_What needs to be done_:
Every line containing the word "reservation" must be pulled from the records.

_Provided entries_:
____________

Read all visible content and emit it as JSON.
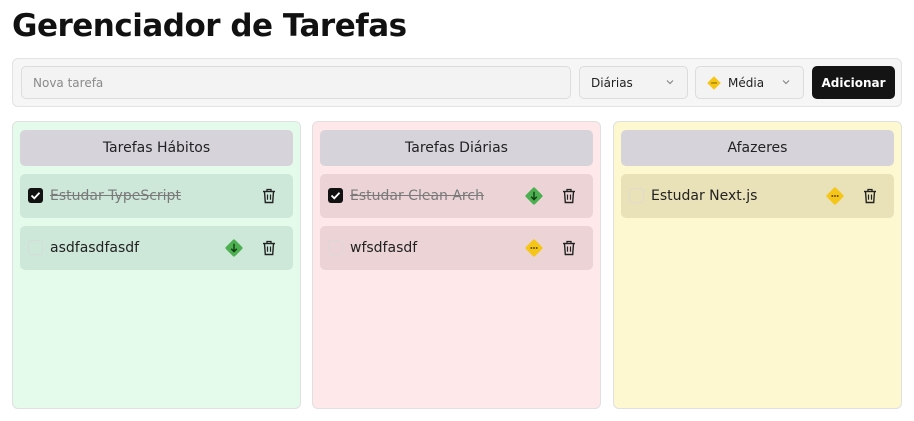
{
  "page": {
    "title": "Gerenciador de Tarefas"
  },
  "toolbar": {
    "input_placeholder": "Nova tarefa",
    "type_value": "Diárias",
    "priority_value": "Média",
    "add_label": "Adicionar"
  },
  "colors": {
    "low_priority": "#4caf50",
    "medium_priority": "#f5c518",
    "button": "#141414"
  },
  "columns": [
    {
      "title": "Tarefas Hábitos",
      "tasks": [
        {
          "label": "Estudar TypeScript",
          "done": true,
          "priority": null
        },
        {
          "label": "asdfasdfasdf",
          "done": false,
          "priority": "low-priority-icon"
        }
      ]
    },
    {
      "title": "Tarefas Diárias",
      "tasks": [
        {
          "label": "Estudar Clean Arch",
          "done": true,
          "priority": "low-priority-icon"
        },
        {
          "label": "wfsdfasdf",
          "done": false,
          "priority": "medium-priority-icon"
        }
      ]
    },
    {
      "title": "Afazeres",
      "tasks": [
        {
          "label": "Estudar Next.js",
          "done": false,
          "priority": "medium-priority-icon"
        }
      ]
    }
  ]
}
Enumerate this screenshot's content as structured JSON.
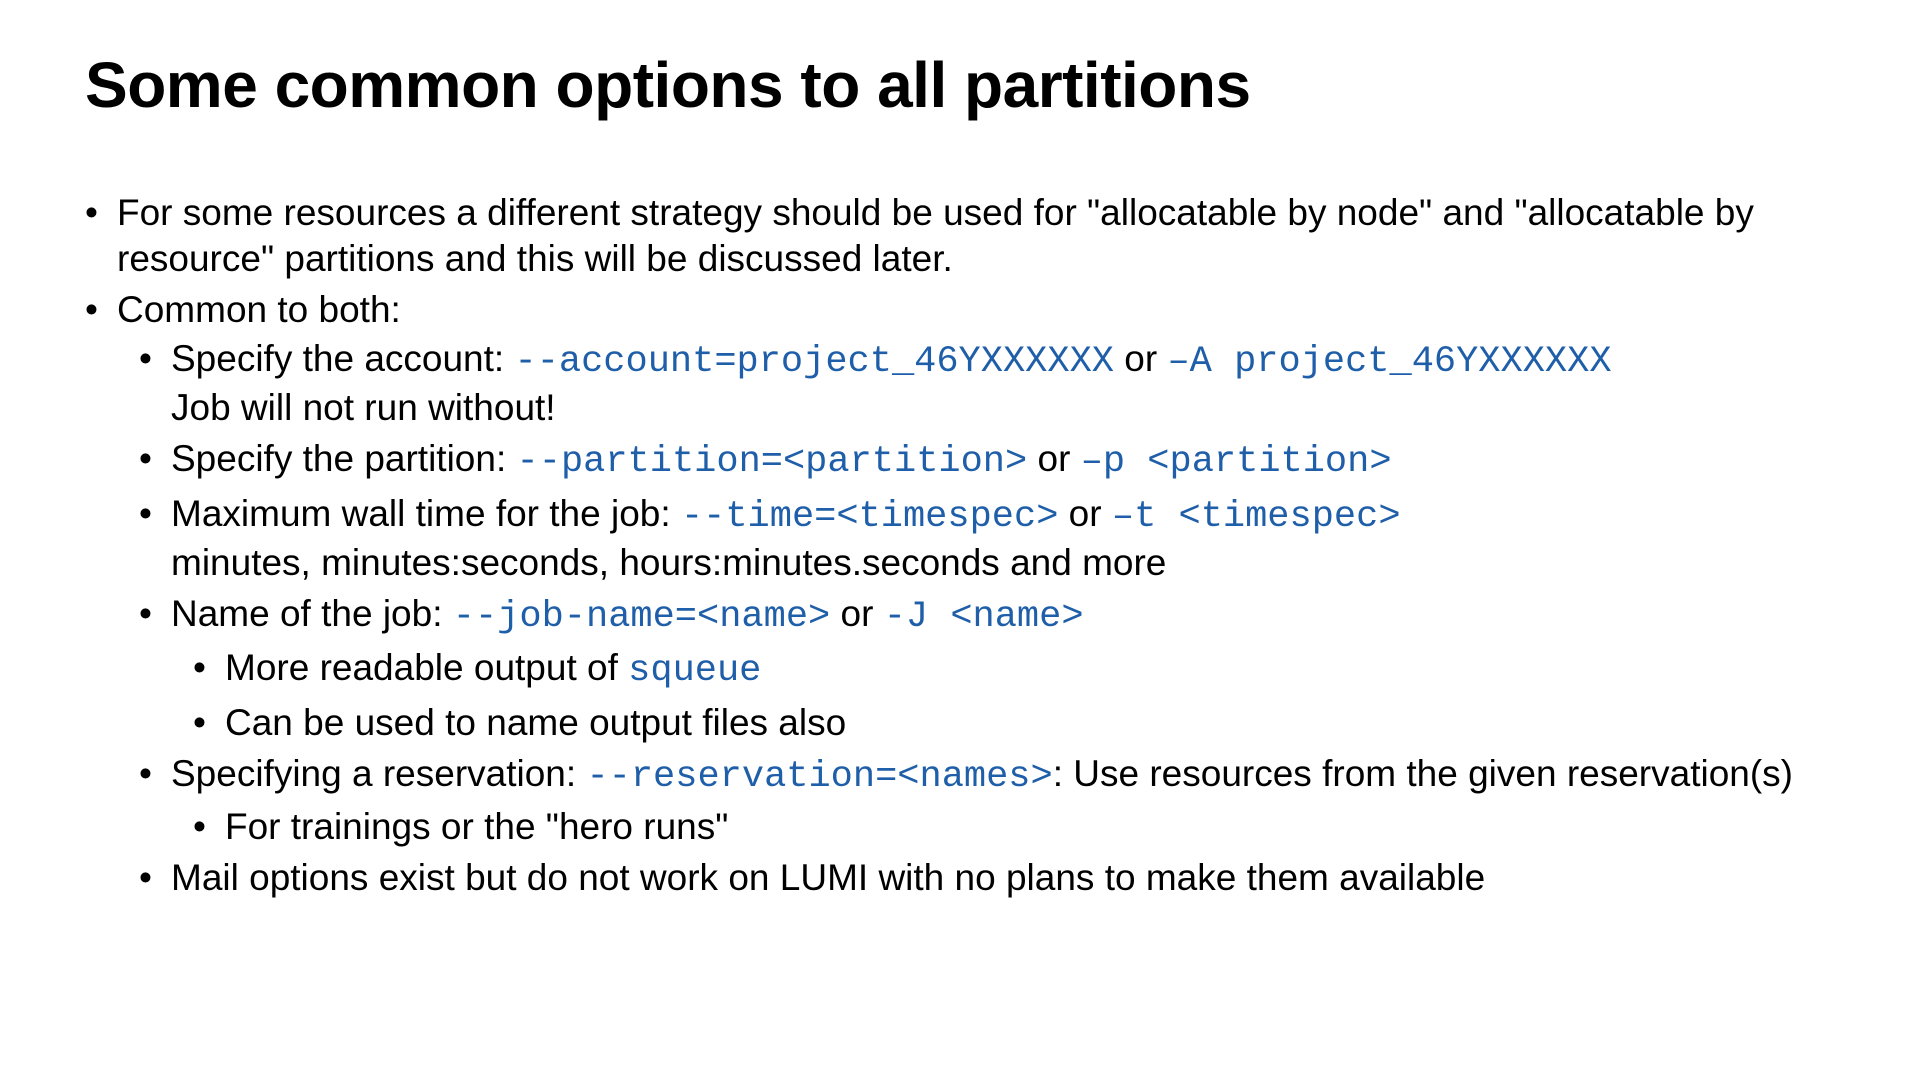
{
  "title": "Some common options to all partitions",
  "b1": "For some resources a different strategy should be used for \"allocatable by node\" and \"allocatable by resource\" partitions and this will be discussed later.",
  "b2": "Common to both:",
  "acct_pre": "Specify the account: ",
  "acct_long": "--account=project_46YXXXXXX",
  "or": " or ",
  "acct_short": "–A project_46YXXXXXX",
  "acct_sub": "Job will not run without!",
  "part_pre": "Specify the partition: ",
  "part_long": "--partition=<partition>",
  "part_short": "–p <partition>",
  "time_pre": "Maximum wall time for the job: ",
  "time_long": "--time=<timespec>",
  "time_short": "–t <timespec>",
  "time_sub": "minutes, minutes:seconds, hours:minutes.seconds and more",
  "name_pre": "Name of the job: ",
  "name_long": "--job-name=<name>",
  "name_short": "-J <name>",
  "name_sub1a": "More readable output of ",
  "name_sub1b": "squeue",
  "name_sub2": "Can be used to name output files also",
  "res_pre": "Specifying a reservation: ",
  "res_long": "--reservation=<names>",
  "res_post": ": Use resources from the given reservation(s)",
  "res_sub1": "For trainings or the \"hero runs\"",
  "mail": "Mail options exist but do not work on LUMI with no plans to make them available"
}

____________

_Response area_:
  "res_pre": "Specifying a reservation: ",
  "res_long": "--reservation=<names>",
  "res_post": ": Use resources from the given reservation(s)",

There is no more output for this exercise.